##### PROVIDED RECORDS

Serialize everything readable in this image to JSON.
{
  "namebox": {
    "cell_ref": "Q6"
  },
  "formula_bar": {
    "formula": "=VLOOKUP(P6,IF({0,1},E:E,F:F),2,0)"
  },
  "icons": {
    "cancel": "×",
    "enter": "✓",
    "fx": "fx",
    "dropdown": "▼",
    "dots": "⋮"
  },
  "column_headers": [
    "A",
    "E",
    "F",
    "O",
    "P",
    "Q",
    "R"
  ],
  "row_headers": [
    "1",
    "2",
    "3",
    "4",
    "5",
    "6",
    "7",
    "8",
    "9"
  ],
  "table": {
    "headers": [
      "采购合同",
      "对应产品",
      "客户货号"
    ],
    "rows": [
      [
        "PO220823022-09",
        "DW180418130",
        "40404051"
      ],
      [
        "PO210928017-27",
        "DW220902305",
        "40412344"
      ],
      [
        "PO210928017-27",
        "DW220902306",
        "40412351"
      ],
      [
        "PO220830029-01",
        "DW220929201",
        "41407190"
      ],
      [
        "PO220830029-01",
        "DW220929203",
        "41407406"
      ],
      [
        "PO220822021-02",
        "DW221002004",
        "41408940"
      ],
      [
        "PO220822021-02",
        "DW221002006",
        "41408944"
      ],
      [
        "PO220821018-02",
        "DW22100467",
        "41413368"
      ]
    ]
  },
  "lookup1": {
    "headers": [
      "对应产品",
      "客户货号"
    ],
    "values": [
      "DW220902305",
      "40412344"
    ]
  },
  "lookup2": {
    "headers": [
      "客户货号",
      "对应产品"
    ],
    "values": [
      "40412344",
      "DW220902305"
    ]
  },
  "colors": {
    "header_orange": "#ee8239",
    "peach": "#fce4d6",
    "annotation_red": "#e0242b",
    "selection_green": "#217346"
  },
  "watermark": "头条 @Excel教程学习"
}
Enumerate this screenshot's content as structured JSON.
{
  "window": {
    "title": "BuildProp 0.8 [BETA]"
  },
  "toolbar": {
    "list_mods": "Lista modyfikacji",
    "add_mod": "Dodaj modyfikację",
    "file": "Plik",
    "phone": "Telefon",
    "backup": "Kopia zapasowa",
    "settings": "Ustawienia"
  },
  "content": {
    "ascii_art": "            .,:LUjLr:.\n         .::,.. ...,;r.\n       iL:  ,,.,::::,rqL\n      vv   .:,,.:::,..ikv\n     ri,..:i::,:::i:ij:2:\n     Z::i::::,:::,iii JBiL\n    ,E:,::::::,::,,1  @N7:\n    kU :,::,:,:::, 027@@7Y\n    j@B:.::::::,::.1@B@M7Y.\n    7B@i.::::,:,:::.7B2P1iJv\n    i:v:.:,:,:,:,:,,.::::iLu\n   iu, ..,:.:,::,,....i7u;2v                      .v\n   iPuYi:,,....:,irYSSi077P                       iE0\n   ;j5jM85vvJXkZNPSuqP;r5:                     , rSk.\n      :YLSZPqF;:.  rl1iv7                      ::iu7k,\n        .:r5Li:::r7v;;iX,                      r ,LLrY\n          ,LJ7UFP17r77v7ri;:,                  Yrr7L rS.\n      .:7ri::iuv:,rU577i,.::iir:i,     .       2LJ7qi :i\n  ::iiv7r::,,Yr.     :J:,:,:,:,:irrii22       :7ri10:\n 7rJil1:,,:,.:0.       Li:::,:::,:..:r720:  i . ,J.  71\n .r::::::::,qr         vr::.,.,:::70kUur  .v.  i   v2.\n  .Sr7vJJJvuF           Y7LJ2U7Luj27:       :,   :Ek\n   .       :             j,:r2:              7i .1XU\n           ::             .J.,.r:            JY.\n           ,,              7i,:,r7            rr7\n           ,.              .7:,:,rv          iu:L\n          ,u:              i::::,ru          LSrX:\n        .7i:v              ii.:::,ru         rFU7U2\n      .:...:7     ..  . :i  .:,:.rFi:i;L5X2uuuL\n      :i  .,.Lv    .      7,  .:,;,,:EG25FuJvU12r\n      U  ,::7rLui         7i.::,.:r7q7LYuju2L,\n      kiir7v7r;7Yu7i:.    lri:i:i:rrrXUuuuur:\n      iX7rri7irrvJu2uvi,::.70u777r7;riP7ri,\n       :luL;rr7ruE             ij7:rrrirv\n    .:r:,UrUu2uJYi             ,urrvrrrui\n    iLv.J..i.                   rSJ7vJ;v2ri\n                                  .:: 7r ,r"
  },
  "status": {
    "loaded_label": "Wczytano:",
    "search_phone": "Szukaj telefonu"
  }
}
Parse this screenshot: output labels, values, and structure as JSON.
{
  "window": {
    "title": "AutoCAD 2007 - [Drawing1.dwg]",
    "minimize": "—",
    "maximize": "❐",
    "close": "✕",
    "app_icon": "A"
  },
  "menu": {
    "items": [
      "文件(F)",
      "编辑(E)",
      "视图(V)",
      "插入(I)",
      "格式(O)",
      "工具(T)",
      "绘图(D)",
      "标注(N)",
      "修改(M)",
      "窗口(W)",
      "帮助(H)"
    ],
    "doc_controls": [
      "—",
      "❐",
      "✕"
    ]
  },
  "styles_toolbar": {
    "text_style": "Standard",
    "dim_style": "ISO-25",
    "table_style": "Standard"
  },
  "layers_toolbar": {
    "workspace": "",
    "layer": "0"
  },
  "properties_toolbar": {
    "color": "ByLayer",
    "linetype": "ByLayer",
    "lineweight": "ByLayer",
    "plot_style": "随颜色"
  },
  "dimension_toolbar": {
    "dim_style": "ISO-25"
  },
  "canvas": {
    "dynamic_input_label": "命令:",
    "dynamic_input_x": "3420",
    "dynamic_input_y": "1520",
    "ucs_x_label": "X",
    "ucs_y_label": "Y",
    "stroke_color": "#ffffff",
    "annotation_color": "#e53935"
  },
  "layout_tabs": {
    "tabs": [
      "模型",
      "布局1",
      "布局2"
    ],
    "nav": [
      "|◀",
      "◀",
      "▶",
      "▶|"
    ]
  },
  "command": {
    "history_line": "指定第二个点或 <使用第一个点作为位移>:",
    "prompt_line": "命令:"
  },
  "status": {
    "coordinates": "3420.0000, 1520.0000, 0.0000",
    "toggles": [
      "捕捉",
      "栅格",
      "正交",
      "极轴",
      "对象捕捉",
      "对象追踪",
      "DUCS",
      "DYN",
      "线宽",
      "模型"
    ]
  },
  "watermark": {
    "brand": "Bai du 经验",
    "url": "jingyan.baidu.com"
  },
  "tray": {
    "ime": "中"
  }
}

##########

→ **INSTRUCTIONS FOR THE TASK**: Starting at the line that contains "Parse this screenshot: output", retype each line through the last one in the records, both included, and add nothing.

→ **TASK ANSWER**:
Parse this screenshot: output labels, values, and structure as JSON.
{
  "window": {
    "title": "AutoCAD 2007 - [Drawing1.dwg]",
    "minimize": "—",
    "maximize": "❐",
    "close": "✕",
    "app_icon": "A"
  },
  "menu": {
    "items": [
      "文件(F)",
      "编辑(E)",
      "视图(V)",
      "插入(I)",
      "格式(O)",
      "工具(T)",
      "绘图(D)",
      "标注(N)",
      "修改(M)",
      "窗口(W)",
      "帮助(H)"
    ],
    "doc_controls": [
      "—",
      "❐",
      "✕"
    ]
  },
  "styles_toolbar": {
    "text_style": "Standard",
    "dim_style": "ISO-25",
    "table_style": "Standard"
  },
  "layers_toolbar": {
    "workspace": "",
    "layer": "0"
  },
  "properties_toolbar": {
    "color": "ByLayer",
    "linetype": "ByLayer",
    "lineweight": "ByLayer",
    "plot_style": "随颜色"
  },
  "dimension_toolbar": {
    "dim_style": "ISO-25"
  },
  "canvas": {
    "dynamic_input_label": "命令:",
    "dynamic_input_x": "3420",
    "dynamic_input_y": "1520",
    "ucs_x_label": "X",
    "ucs_y_label": "Y",
    "stroke_color": "#ffffff",
    "annotation_color": "#e53935"
  },
  "layout_tabs": {
    "tabs": [
      "模型",
      "布局1",
      "布局2"
    ],
    "nav": [
      "|◀",
      "◀",
      "▶",
      "▶|"
    ]
  },
  "command": {
    "history_line": "指定第二个点或 <使用第一个点作为位移>:",
    "prompt_line": "命令:"
  },
  "status": {
    "coordinates": "3420.0000, 1520.0000, 0.0000",
    "toggles": [
      "捕捉",
      "栅格",
      "正交",
      "极轴",
      "对象捕捉",
      "对象追踪",
      "DUCS",
      "DYN",
      "线宽",
      "模型"
    ]
  },
  "watermark": {
    "brand": "Bai du 经验",
    "url": "jingyan.baidu.com"
  },
  "tray": {
    "ime": "中"
  }
}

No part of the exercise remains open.